The bounce Rate of a web page is a simple calculation and a useful metric. In essence it is the percentage of sessions where a particular page is loaded first and then subsequently exited from, potentially with other pages navigated through in between.
This concept is well understood and provides a level of insight into how a user enters and exists your web presence:
If you have a fashionable one-page website, your bounce rate will likely be quite high. But you can also account for this.
If you have a particular blog post which gets a lots of traffic, but it has a high bounce rate, there is likely a problem with how you encourage your users to enjoy the rest of your website.
If you find that your pricing page has a high bounce rate and minimal conversions, maybe you are not describing your value well enough, or are wildly expensive?

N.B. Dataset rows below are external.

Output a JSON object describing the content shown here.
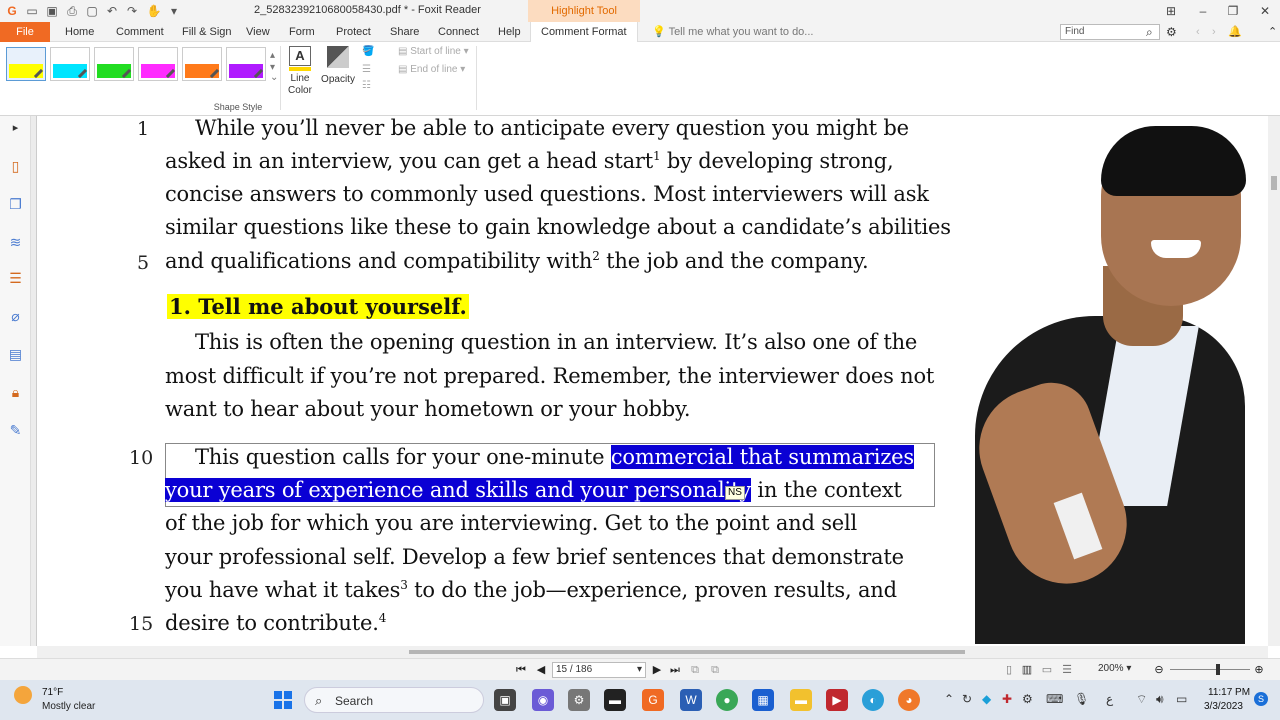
{
  "window": {
    "title": "2_5283239210680058430.pdf * - Foxit Reader",
    "context_tab_header": "Highlight Tool"
  },
  "ribbon_tabs": [
    "File",
    "Home",
    "Comment",
    "Fill & Sign",
    "View",
    "Form",
    "Protect",
    "Share",
    "Connect",
    "Help",
    "Comment Format"
  ],
  "tell_me": "Tell me what you want to do...",
  "find": {
    "placeholder": "Find"
  },
  "ribbon": {
    "swatch_colors": [
      "#ffff00",
      "#00e5ff",
      "#22dd22",
      "#ff2bff",
      "#ff7a1a",
      "#b01bff"
    ],
    "shape_style_label": "Shape Style",
    "line_color_label": "Line Color",
    "opacity_label": "Opacity",
    "start_of_line": "Start of line",
    "end_of_line": "End of line"
  },
  "sidebar_icons": [
    "pages-icon",
    "layers-icon",
    "stack-icon",
    "comments-icon",
    "attachment-icon",
    "fields-icon",
    "lock-icon",
    "stamp-icon"
  ],
  "document": {
    "line_numbers": [
      "1",
      "5",
      "10",
      "15"
    ],
    "paragraph1": [
      "While you’ll never be able to anticipate every question you might be",
      "asked in an interview, you can get a head start",
      "concise answers to commonly used questions. Most interviewers will ask",
      "similar questions like these to gain knowledge about a candidate’s abilities",
      "and qualifications and compatibility with"
    ],
    "p1_sup1": "1",
    "p1_line2_end": " by developing strong,",
    "p1_sup2": "2",
    "p1_line5_end": " the job and the company.",
    "heading": "1. Tell me about yourself.",
    "paragraph2": [
      "This is often the opening question in an interview. It’s also one of the",
      "most difficult if you’re not prepared. Remember, the interviewer does not",
      "want to hear about your hometown or your hobby."
    ],
    "p3_line1_plain": "This question calls for your one-minute ",
    "p3_line1_highlight": "commercial that summarizes",
    "p3_line2_highlight": "your years of experience and skills and your personality",
    "p3_line2_plain": " in the context",
    "paragraph3_rest": [
      "of the job for which you are interviewing. Get to the point and sell",
      "your professional self. Develop a few brief sentences that demonstrate",
      "you have what it takes",
      "desire to contribute."
    ],
    "p3_sup3": "3",
    "p3_line5_end": " to do the job—experience, proven results, and",
    "p3_sup4": "4",
    "tooltip": "NS"
  },
  "statusbar": {
    "page_indicator": "15 / 186",
    "zoom": "200%"
  },
  "taskbar": {
    "weather_temp": "71°F",
    "weather_cond": "Mostly clear",
    "search_label": "Search",
    "time": "11:17 PM",
    "date": "3/3/2023"
  }
}
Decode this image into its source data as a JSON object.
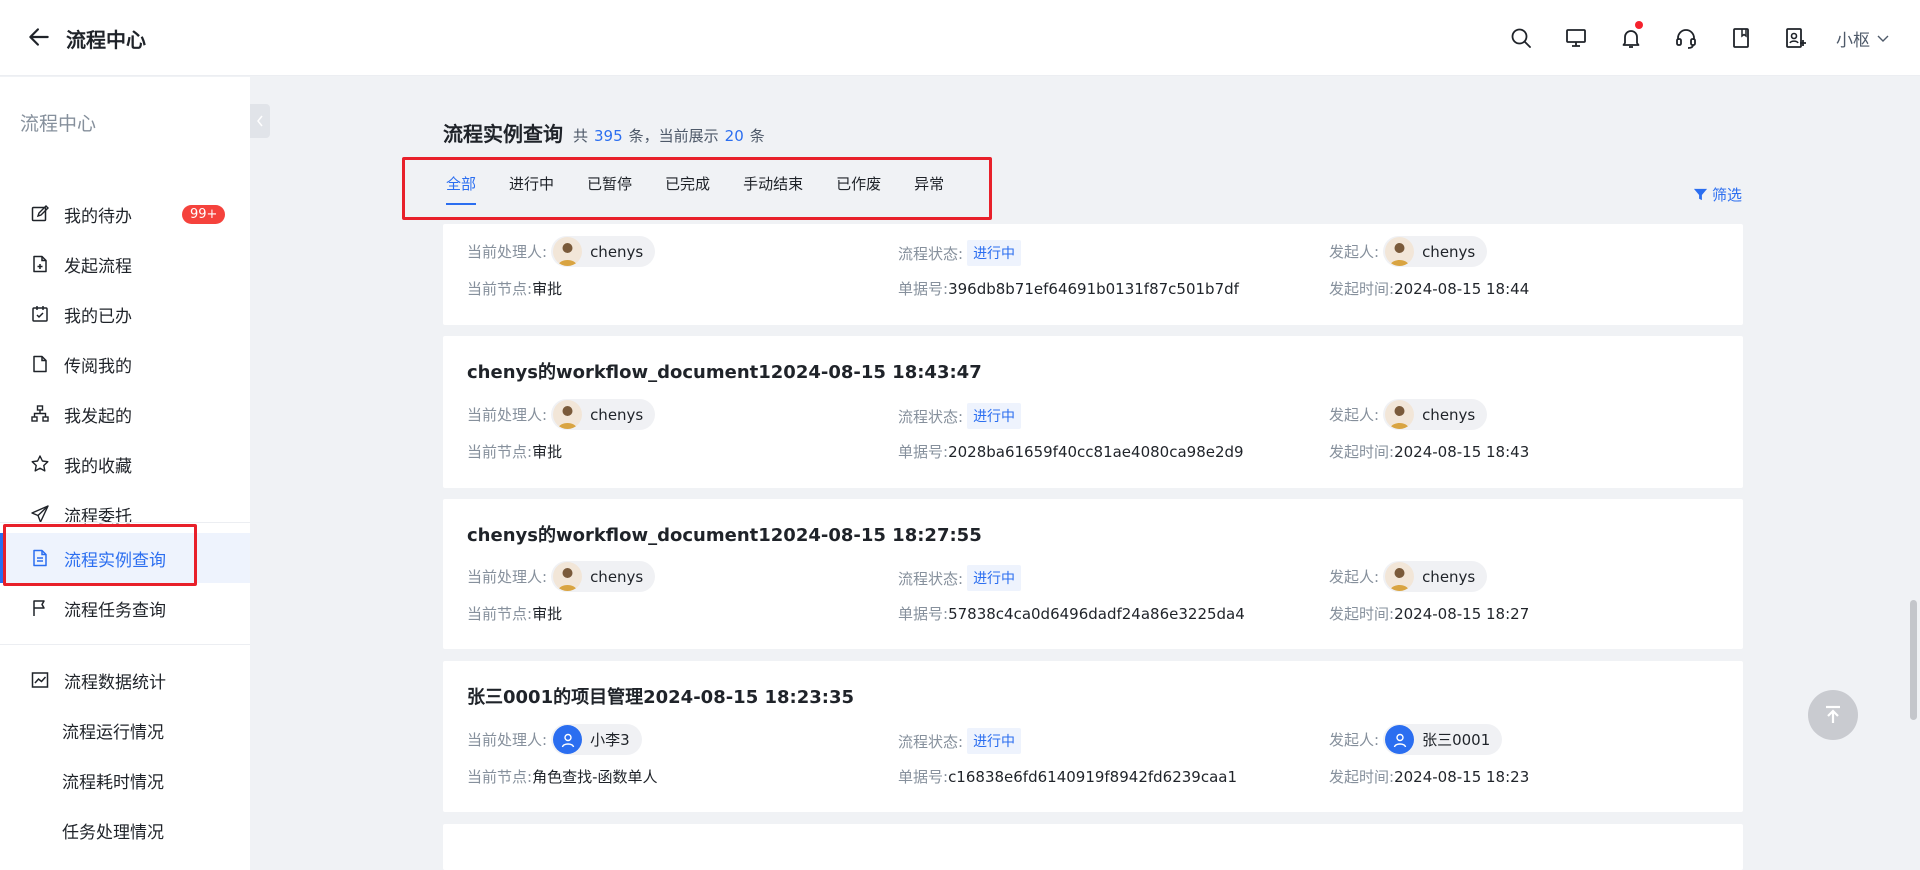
{
  "header": {
    "back_icon": "arrow-left-icon",
    "title": "流程中心",
    "icons": [
      "search-icon",
      "monitor-icon",
      "bell-icon",
      "headset-icon",
      "book-icon",
      "user-add-icon"
    ],
    "user_name": "小枢"
  },
  "sidebar": {
    "heading": "流程中心",
    "items": [
      {
        "label": "我的待办",
        "icon": "edit-icon",
        "badge": "99+"
      },
      {
        "label": "发起流程",
        "icon": "file-add-icon"
      },
      {
        "label": "我的已办",
        "icon": "calendar-check-icon"
      },
      {
        "label": "传阅我的",
        "icon": "file-icon"
      },
      {
        "label": "我发起的",
        "icon": "org-chart-icon"
      },
      {
        "label": "我的收藏",
        "icon": "star-icon"
      },
      {
        "label": "流程委托",
        "icon": "send-icon"
      },
      {
        "label": "流程实例查询",
        "icon": "file-text-icon",
        "active": true
      },
      {
        "label": "流程任务查询",
        "icon": "flag-icon"
      },
      {
        "label": "流程数据统计",
        "icon": "chart-icon"
      },
      {
        "label": "流程运行情况"
      },
      {
        "label": "流程耗时情况"
      },
      {
        "label": "任务处理情况"
      }
    ]
  },
  "main": {
    "title": "流程实例查询",
    "count_prefix": "共",
    "total": "395",
    "count_mid": "条，当前展示",
    "shown": "20",
    "count_suffix": "条",
    "tabs": [
      "全部",
      "进行中",
      "已暂停",
      "已完成",
      "手动结束",
      "已作废",
      "异常"
    ],
    "filter_label": "筛选",
    "labels": {
      "handler": "当前处理人:",
      "node": "当前节点:",
      "status": "流程状态:",
      "doc_no": "单据号:",
      "initiator": "发起人:",
      "start_time": "发起时间:"
    },
    "cards": [
      {
        "title": "",
        "handler": "chenys",
        "node": "审批",
        "status": "进行中",
        "doc_no": "396db8b71ef64691b0131f87c501b7df",
        "initiator": "chenys",
        "start_time": "2024-08-15 18:44"
      },
      {
        "title": "chenys的workflow_document12024-08-15 18:43:47",
        "handler": "chenys",
        "node": "审批",
        "status": "进行中",
        "doc_no": "2028ba61659f40cc81ae4080ca98e2d9",
        "initiator": "chenys",
        "start_time": "2024-08-15 18:43"
      },
      {
        "title": "chenys的workflow_document12024-08-15 18:27:55",
        "handler": "chenys",
        "node": "审批",
        "status": "进行中",
        "doc_no": "57838c4ca0d6496dadf24a86e3225da4",
        "initiator": "chenys",
        "start_time": "2024-08-15 18:27"
      },
      {
        "title": "张三0001的项目管理2024-08-15 18:23:35",
        "handler": "小李3",
        "node": "角色查找-函数单人",
        "status": "进行中",
        "doc_no": "c16838e6fd6140919f8942fd6239caa1",
        "initiator": "张三0001",
        "start_time": "2024-08-15 18:23"
      }
    ]
  },
  "colors": {
    "accent": "#2b6ef0",
    "badge": "#f5423c",
    "highlight_box": "#e8202a"
  }
}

At Sparkgeo.com we have started talking about the idea of bounce rate with regard to web maps. We were wondering how many times a map is loaded but never touched. In many cases that may be fine, such as on the maptiks front page where the map is purely an indication of context and in fact all interaction methods are locked. But, if you are trying to use the interactivity of the map to tell your story or sell a product, then you have a huge problem. A problem that you may never know you have!
We've now built map bounce rate directly into the Maptiks dashboard:
Our interpretation of this idea is that:
map bounce rate is the percentage of map sessions where there are no user activities (pans, zooms, clicks) detected.
This is a simple metric which tells you an essential truth about your map:
beyond the page being loaded, is your map actually being used, or is it being ignored?